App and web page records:
■ ■ ■

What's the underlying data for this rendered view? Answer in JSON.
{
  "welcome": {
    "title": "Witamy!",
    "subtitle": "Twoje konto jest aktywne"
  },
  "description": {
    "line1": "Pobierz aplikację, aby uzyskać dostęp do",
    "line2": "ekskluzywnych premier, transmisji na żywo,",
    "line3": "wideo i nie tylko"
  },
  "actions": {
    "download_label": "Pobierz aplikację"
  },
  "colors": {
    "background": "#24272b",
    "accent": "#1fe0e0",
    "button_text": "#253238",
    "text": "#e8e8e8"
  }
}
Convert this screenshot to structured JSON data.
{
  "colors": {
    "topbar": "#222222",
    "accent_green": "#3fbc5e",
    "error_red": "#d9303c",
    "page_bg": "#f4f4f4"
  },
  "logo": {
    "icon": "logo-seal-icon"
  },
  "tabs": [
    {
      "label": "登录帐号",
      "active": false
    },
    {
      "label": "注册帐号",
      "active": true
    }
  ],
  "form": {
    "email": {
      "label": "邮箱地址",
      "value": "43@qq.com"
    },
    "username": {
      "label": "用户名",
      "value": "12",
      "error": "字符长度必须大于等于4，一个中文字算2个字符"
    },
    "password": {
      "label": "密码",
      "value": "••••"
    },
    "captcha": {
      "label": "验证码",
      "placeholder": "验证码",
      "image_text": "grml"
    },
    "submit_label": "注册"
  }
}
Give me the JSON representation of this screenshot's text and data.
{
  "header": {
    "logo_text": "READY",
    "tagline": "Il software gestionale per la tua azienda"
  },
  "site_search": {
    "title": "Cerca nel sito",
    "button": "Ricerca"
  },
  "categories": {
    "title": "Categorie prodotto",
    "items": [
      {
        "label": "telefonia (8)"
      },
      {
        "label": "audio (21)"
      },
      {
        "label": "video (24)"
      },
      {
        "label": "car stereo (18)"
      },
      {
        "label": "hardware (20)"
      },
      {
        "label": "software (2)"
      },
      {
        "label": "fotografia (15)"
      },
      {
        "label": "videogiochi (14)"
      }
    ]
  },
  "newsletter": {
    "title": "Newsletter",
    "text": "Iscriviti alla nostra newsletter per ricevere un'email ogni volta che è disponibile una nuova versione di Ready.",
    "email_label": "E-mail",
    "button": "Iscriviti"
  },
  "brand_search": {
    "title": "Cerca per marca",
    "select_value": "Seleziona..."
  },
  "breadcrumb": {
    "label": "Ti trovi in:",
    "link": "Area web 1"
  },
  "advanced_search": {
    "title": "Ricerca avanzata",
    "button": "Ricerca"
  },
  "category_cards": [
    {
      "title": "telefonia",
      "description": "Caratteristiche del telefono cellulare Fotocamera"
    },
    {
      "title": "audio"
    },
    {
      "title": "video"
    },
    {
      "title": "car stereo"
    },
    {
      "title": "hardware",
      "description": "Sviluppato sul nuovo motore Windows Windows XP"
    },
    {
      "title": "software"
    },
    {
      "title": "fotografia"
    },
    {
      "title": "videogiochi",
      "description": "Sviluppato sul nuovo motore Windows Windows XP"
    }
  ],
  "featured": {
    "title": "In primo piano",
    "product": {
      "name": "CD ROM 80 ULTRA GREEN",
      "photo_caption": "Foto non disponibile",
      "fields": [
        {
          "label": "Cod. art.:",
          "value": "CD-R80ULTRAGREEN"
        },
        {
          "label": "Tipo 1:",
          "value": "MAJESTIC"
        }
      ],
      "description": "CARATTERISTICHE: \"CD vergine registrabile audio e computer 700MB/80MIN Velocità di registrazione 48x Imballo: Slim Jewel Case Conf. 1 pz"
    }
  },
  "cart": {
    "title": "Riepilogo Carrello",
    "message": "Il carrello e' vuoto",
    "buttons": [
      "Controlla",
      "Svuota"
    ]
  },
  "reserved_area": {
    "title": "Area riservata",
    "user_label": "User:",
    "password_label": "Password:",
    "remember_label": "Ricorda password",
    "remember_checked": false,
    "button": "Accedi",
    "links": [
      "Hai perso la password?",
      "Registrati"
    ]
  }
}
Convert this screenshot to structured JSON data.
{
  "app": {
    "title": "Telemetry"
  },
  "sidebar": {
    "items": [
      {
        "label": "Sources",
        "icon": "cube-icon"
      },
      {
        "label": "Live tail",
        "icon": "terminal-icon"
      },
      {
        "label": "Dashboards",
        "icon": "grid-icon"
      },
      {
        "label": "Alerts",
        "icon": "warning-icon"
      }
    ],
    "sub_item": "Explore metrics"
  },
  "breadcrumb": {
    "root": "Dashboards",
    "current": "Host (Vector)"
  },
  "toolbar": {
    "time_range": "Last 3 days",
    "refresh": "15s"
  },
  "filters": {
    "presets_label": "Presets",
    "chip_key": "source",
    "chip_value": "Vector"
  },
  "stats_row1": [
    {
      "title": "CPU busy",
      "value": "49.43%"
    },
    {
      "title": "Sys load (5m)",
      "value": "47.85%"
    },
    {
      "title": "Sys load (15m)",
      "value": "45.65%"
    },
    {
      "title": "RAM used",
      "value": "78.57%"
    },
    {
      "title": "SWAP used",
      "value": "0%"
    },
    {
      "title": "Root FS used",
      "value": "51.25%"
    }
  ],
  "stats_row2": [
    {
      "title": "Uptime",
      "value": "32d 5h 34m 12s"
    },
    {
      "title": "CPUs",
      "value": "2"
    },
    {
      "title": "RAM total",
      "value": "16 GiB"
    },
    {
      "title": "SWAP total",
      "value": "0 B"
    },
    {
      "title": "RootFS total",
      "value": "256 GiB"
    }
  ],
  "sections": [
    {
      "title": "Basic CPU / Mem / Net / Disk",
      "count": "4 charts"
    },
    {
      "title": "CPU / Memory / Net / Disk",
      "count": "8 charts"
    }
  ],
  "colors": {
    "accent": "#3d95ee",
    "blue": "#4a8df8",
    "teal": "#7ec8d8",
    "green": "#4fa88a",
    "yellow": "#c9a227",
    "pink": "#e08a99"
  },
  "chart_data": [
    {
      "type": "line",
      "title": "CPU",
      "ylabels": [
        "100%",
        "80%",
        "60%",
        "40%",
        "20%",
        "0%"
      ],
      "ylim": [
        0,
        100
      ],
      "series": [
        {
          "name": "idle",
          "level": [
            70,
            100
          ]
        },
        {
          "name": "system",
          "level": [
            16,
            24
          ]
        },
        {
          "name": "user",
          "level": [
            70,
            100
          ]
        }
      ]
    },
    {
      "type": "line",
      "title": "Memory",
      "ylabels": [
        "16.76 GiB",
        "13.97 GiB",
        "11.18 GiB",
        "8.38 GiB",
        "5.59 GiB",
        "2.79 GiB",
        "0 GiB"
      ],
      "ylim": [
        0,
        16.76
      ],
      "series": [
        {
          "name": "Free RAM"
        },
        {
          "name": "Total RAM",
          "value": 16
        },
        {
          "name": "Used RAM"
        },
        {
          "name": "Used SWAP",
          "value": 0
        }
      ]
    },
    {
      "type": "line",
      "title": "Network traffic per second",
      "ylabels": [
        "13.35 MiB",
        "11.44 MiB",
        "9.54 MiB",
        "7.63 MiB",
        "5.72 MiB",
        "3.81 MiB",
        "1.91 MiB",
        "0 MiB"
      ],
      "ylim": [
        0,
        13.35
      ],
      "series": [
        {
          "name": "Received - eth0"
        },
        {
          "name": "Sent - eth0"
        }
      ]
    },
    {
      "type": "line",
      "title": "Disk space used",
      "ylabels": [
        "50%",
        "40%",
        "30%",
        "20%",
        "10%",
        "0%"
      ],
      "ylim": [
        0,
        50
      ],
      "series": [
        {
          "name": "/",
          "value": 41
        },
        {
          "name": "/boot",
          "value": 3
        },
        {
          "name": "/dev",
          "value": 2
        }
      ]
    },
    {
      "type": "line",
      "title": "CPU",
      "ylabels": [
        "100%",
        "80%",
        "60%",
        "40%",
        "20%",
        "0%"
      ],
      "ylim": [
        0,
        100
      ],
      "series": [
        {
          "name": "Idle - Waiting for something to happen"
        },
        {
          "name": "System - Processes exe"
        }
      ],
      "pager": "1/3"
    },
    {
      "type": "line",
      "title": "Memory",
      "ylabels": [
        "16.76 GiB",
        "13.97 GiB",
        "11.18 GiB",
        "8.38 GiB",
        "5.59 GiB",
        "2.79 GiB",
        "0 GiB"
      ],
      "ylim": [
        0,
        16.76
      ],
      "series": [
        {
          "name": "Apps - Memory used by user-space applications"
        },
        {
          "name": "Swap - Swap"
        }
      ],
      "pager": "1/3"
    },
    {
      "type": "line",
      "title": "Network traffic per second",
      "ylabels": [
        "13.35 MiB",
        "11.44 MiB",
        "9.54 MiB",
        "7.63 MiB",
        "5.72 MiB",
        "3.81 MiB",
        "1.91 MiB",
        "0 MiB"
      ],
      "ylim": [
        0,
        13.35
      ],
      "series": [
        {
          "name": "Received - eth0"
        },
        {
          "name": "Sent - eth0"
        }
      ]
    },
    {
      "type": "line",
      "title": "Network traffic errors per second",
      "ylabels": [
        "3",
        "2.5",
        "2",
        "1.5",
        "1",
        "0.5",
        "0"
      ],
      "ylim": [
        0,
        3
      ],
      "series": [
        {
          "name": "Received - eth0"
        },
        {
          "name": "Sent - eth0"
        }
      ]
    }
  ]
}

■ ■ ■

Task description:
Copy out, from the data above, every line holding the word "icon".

Problem solution:
    "icon": "logo-seal-icon"
        "icon": "cube-icon"
        "icon": "terminal-icon"
        "icon": "grid-icon"
        "icon": "warning-icon"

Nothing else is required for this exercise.